Introduction to the Archive

The gardening articles, photos, and germination databases preserved on this site were written mostly in the mid-90's, with the earliest in 1993, and the most recent in 2002.  There are two important pieces written for this site by guest authors.  They are clearly identified, and include an e-mail address for contacting that author if there are questions about his material.  A third guest authored article (moles) was written for UMD, but is included here, with permission, for completeness.  Any other questions about this material should be posted to one of the gardening forums.

All of this work, including that of the guest authors, was developed as a public service in the spirit of cooperative extension. Initially, the purpose of these articles was to eliminate the repetitive nature of answering the same questions over and over every year on various gardening forums.  It is simply easier to point someone to the URL which contains the answer to their question than it is to type it out all over again. There is no advertising.

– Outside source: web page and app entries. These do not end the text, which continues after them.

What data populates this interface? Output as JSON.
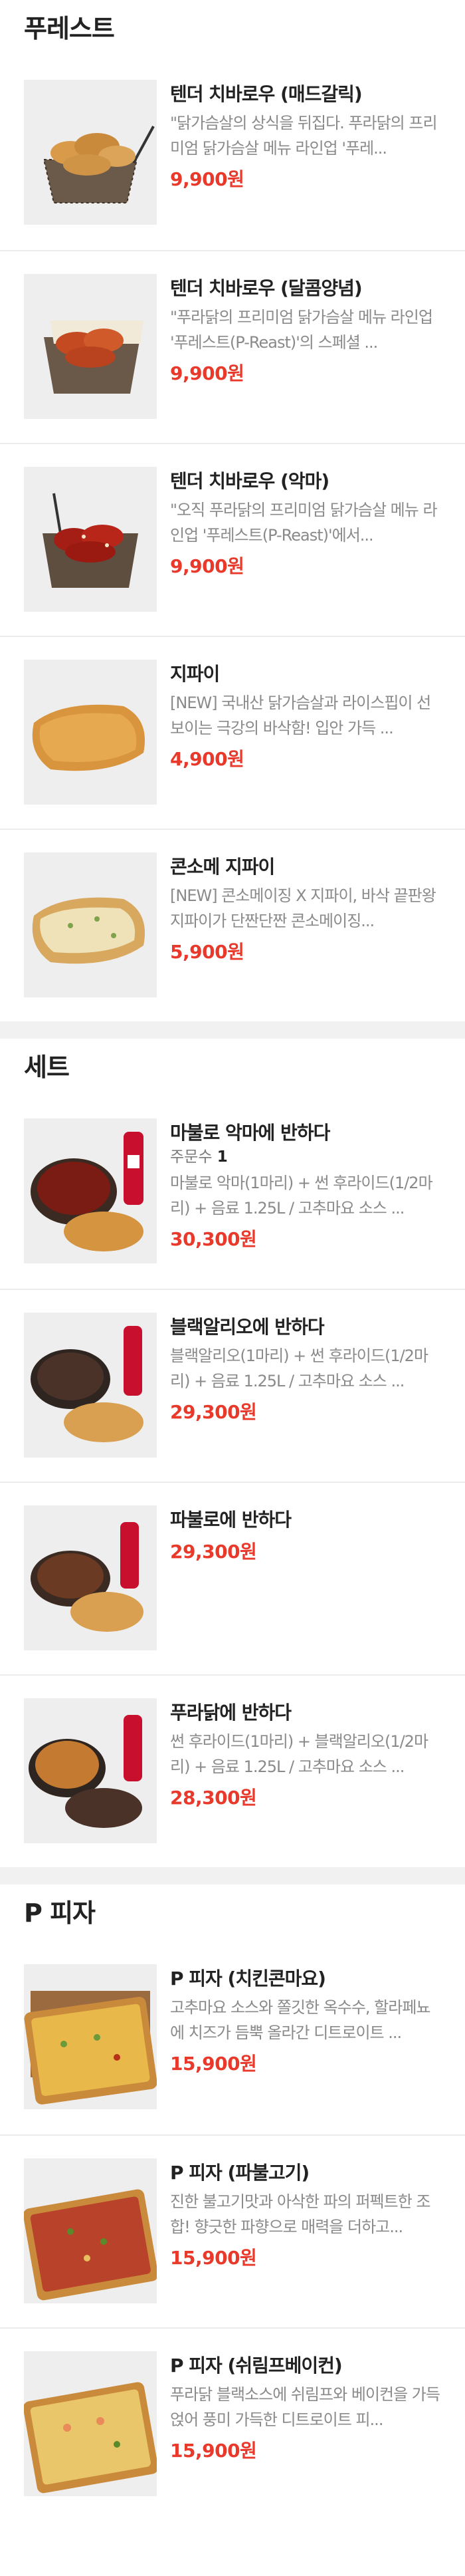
{
  "sections": [
    {
      "title": "푸레스트",
      "items": [
        {
          "name": "텐더 치바로우 (매드갈릭)",
          "desc": "\"닭가슴살의 상식을 뒤집다. 푸라닭의 프리미엄 닭가슴살 메뉴 라인업 '푸레...",
          "price": "9,900원"
        },
        {
          "name": "텐더 치바로우 (달콤양념)",
          "desc": "\"푸라닭의 프리미엄 닭가슴살 메뉴 라인업 '푸레스트(P-Reast)'의 스페셜 ...",
          "price": "9,900원"
        },
        {
          "name": "텐더 치바로우 (악마)",
          "desc": "\"오직 푸라닭의 프리미엄 닭가슴살 메뉴 라인업 '푸레스트(P-Reast)'에서...",
          "price": "9,900원"
        },
        {
          "name": "지파이",
          "desc": "[NEW] 국내산 닭가슴살과 라이스핍이 선보이는 극강의 바삭함! 입안 가득 ...",
          "price": "4,900원"
        },
        {
          "name": "콘소메 지파이",
          "desc": "[NEW] 콘소메이징 X 지파이, 바삭 끝판왕 지파이가 단짠단짠 콘소메이징...",
          "price": "5,900원"
        }
      ]
    },
    {
      "title": "세트",
      "items": [
        {
          "name": "마불로 악마에 반하다",
          "meta_label": "주문수",
          "meta_value": "1",
          "desc": "마불로 악마(1마리) + 썬 후라이드(1/2마리) + 음료 1.25L / 고추마요 소스 ...",
          "price": "30,300원"
        },
        {
          "name": "블랙알리오에 반하다",
          "desc": "블랙알리오(1마리) + 썬 후라이드(1/2마리) + 음료 1.25L / 고추마요 소스 ...",
          "price": "29,300원"
        },
        {
          "name": "파불로에 반하다",
          "desc": "",
          "price": "29,300원"
        },
        {
          "name": "푸라닭에 반하다",
          "desc": "썬 후라이드(1마리) + 블랙알리오(1/2마리) + 음료 1.25L / 고추마요 소스 ...",
          "price": "28,300원"
        }
      ]
    },
    {
      "title": "P 피자",
      "items": [
        {
          "name": "P 피자 (치킨콘마요)",
          "desc": "고추마요 소스와 쫄깃한 옥수수, 할라페뇨에 치즈가 듬뿍 올라간 디트로이트 ...",
          "price": "15,900원"
        },
        {
          "name": "P 피자 (파불고기)",
          "desc": "진한 불고기맛과 아삭한 파의 퍼펙트한 조합! 향긋한 파향으로 매력을 더하고...",
          "price": "15,900원"
        },
        {
          "name": "P 피자 (쉬림프베이컨)",
          "desc": "푸라닭 블랙소스에 쉬림프와 베이컨을 가득 얹어 풍미 가득한 디트로이트 피...",
          "price": "15,900원"
        }
      ]
    }
  ]
}
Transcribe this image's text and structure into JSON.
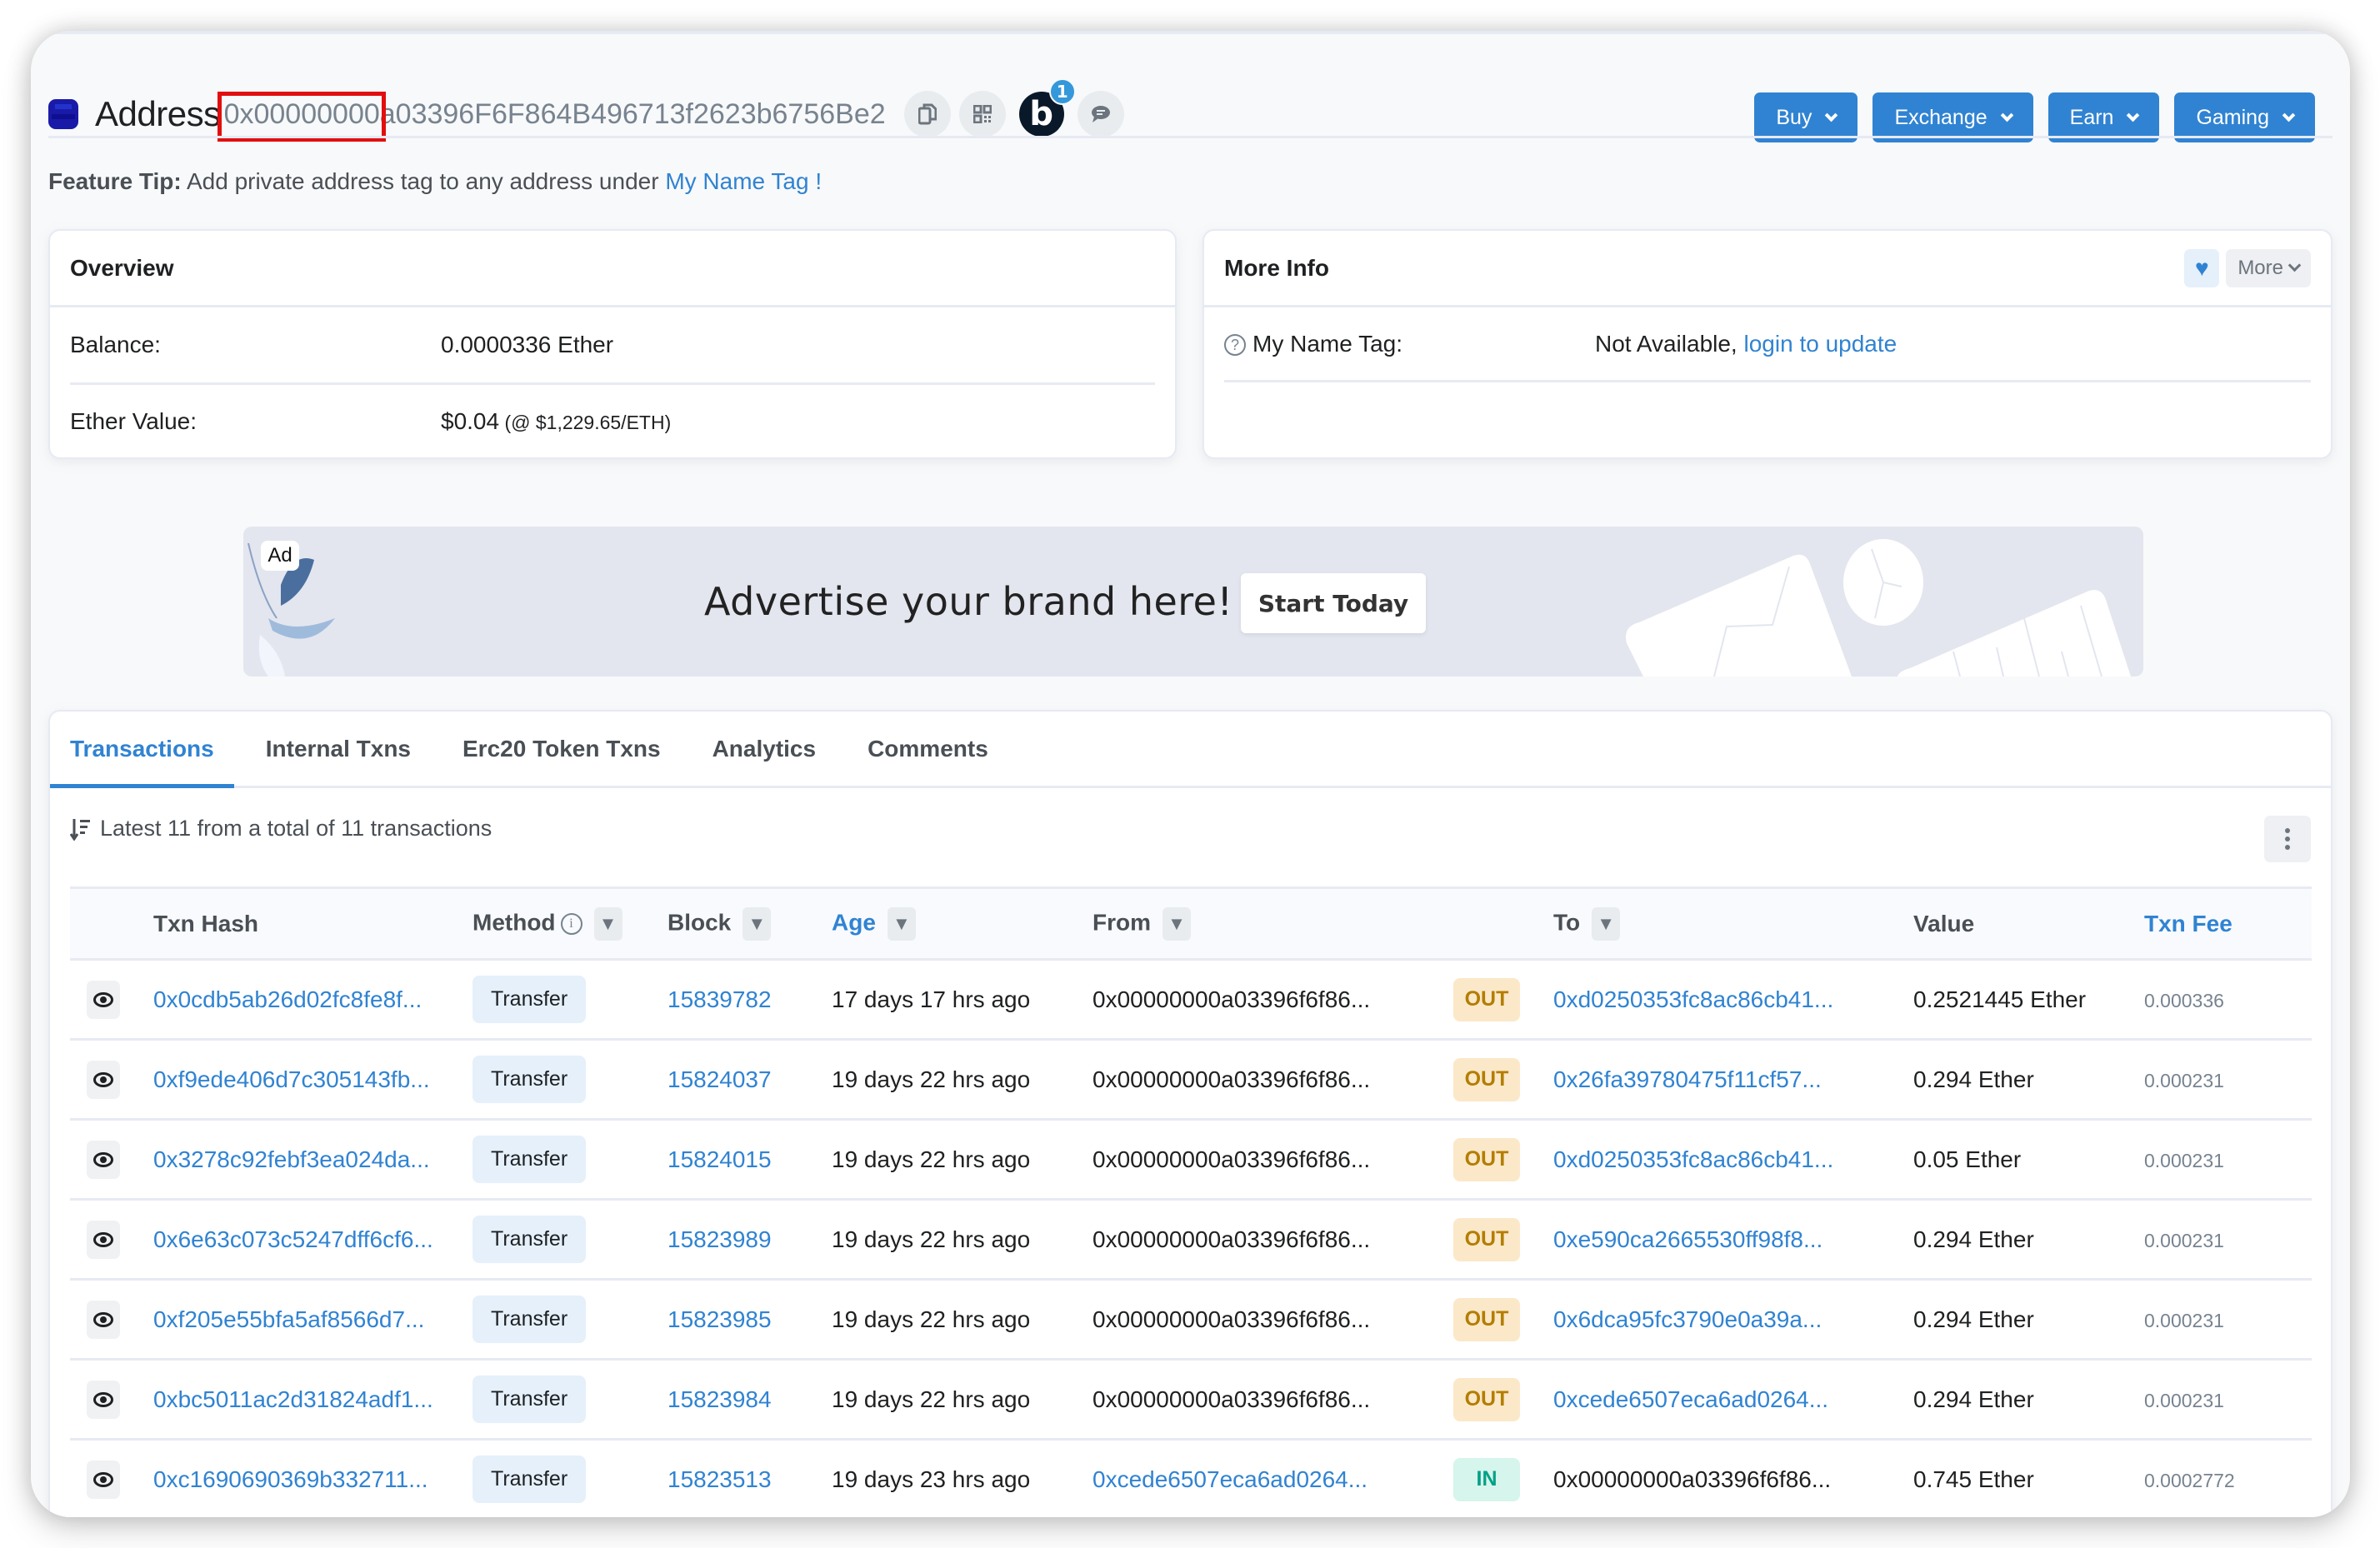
{
  "header": {
    "label": "Address",
    "address": "0x00000000a03396F6F864B496713f2623b6756Be2",
    "notification_count": "1",
    "b_label": "b",
    "nav_buttons": [
      "Buy",
      "Exchange",
      "Earn",
      "Gaming"
    ]
  },
  "feature_tip": {
    "prefix": "Feature Tip:",
    "text": " Add private address tag to any address under ",
    "link": "My Name Tag !"
  },
  "overview": {
    "title": "Overview",
    "balance_label": "Balance:",
    "balance_value": "0.0000336 Ether",
    "ether_value_label": "Ether Value:",
    "ether_value": "$0.04",
    "ether_price": " (@ $1,229.65/ETH)"
  },
  "more_info": {
    "title": "More Info",
    "more_label": "More",
    "name_tag_label": "My Name Tag:",
    "name_tag_value": "Not Available, ",
    "name_tag_link": "login to update"
  },
  "ad": {
    "tag": "Ad",
    "headline": "Advertise your brand here!",
    "cta": "Start Today"
  },
  "tabs": [
    "Transactions",
    "Internal Txns",
    "Erc20 Token Txns",
    "Analytics",
    "Comments"
  ],
  "active_tab": "Transactions",
  "summary": "Latest 11 from a total of 11 transactions",
  "table": {
    "headers": {
      "txn_hash": "Txn Hash",
      "method": "Method",
      "block": "Block",
      "age": "Age",
      "from": "From",
      "to": "To",
      "value": "Value",
      "fee": "Txn Fee"
    },
    "rows": [
      {
        "hash": "0x0cdb5ab26d02fc8fe8f...",
        "method": "Transfer",
        "block": "15839782",
        "age": "17 days 17 hrs ago",
        "from": "0x00000000a03396f6f86...",
        "dir": "OUT",
        "to": "0xd0250353fc8ac86cb41...",
        "value": "0.2521445 Ether",
        "fee": "0.000336"
      },
      {
        "hash": "0xf9ede406d7c305143fb...",
        "method": "Transfer",
        "block": "15824037",
        "age": "19 days 22 hrs ago",
        "from": "0x00000000a03396f6f86...",
        "dir": "OUT",
        "to": "0x26fa39780475f11cf57...",
        "value": "0.294 Ether",
        "fee": "0.000231"
      },
      {
        "hash": "0x3278c92febf3ea024da...",
        "method": "Transfer",
        "block": "15824015",
        "age": "19 days 22 hrs ago",
        "from": "0x00000000a03396f6f86...",
        "dir": "OUT",
        "to": "0xd0250353fc8ac86cb41...",
        "value": "0.05 Ether",
        "fee": "0.000231"
      },
      {
        "hash": "0x6e63c073c5247dff6cf6...",
        "method": "Transfer",
        "block": "15823989",
        "age": "19 days 22 hrs ago",
        "from": "0x00000000a03396f6f86...",
        "dir": "OUT",
        "to": "0xe590ca2665530ff98f8...",
        "value": "0.294 Ether",
        "fee": "0.000231"
      },
      {
        "hash": "0xf205e55bfa5af8566d7...",
        "method": "Transfer",
        "block": "15823985",
        "age": "19 days 22 hrs ago",
        "from": "0x00000000a03396f6f86...",
        "dir": "OUT",
        "to": "0x6dca95fc3790e0a39a...",
        "value": "0.294 Ether",
        "fee": "0.000231"
      },
      {
        "hash": "0xbc5011ac2d31824adf1...",
        "method": "Transfer",
        "block": "15823984",
        "age": "19 days 22 hrs ago",
        "from": "0x00000000a03396f6f86...",
        "dir": "OUT",
        "to": "0xcede6507eca6ad0264...",
        "value": "0.294 Ether",
        "fee": "0.000231"
      },
      {
        "hash": "0xc1690690369b332711...",
        "method": "Transfer",
        "block": "15823513",
        "age": "19 days 23 hrs ago",
        "from": "0xcede6507eca6ad0264...",
        "dir": "IN",
        "to": "0x00000000a03396f6f86...",
        "value": "0.745 Ether",
        "fee": "0.0002772"
      }
    ]
  },
  "colors": {
    "accent": "#3083d2",
    "out_badge_bg": "#fbe8c8",
    "out_badge_text": "#b47d00",
    "in_badge_bg": "#d6f5ec",
    "in_badge_text": "#00a186",
    "highlight_box": "#e10f0f"
  }
}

It is not fair to take advantage of people doing research on simple gardening questions. The site design also takes into account the needs of children doing school work, as well as the visually impaired.

My interest in seed germination was the result of my desire to grow vegetables without the use of chemicals.  I decided that restoring two acres of northern Illinois horse pasture into a nature preserve would bring about a balance through diversity that would permit nature to control pests as it has always done in pristine environments. To that end, I introduced more than a thousand species of ornamentals to these gardens, all of which were started from seed. I provided nest sites and homes for all manner of predatory wasps and pollinators.  I encouraged birds to make this property their home. As the years went by, the success of this approach became more apparent.  There were some crops which required lightweight Reemay covers for protection from insects, but for the most part, insects were controlled either by crop timing or by the birds and other predators which made the property their home.

The original site contained 355 pages of gardening related material.  In preparing for the archive, some of that material had to be dropped in order to provide maintenance-free articles and databases which would stand the test of time. The archive is confined to 314 pages. The author wishes to thank the thousands of recreational gardeners, hundreds of professional gardeners, and the dozens of teachers and researchers who have directly or indirectly contributed to the development of this work by their participation and interest.

Tom Clothier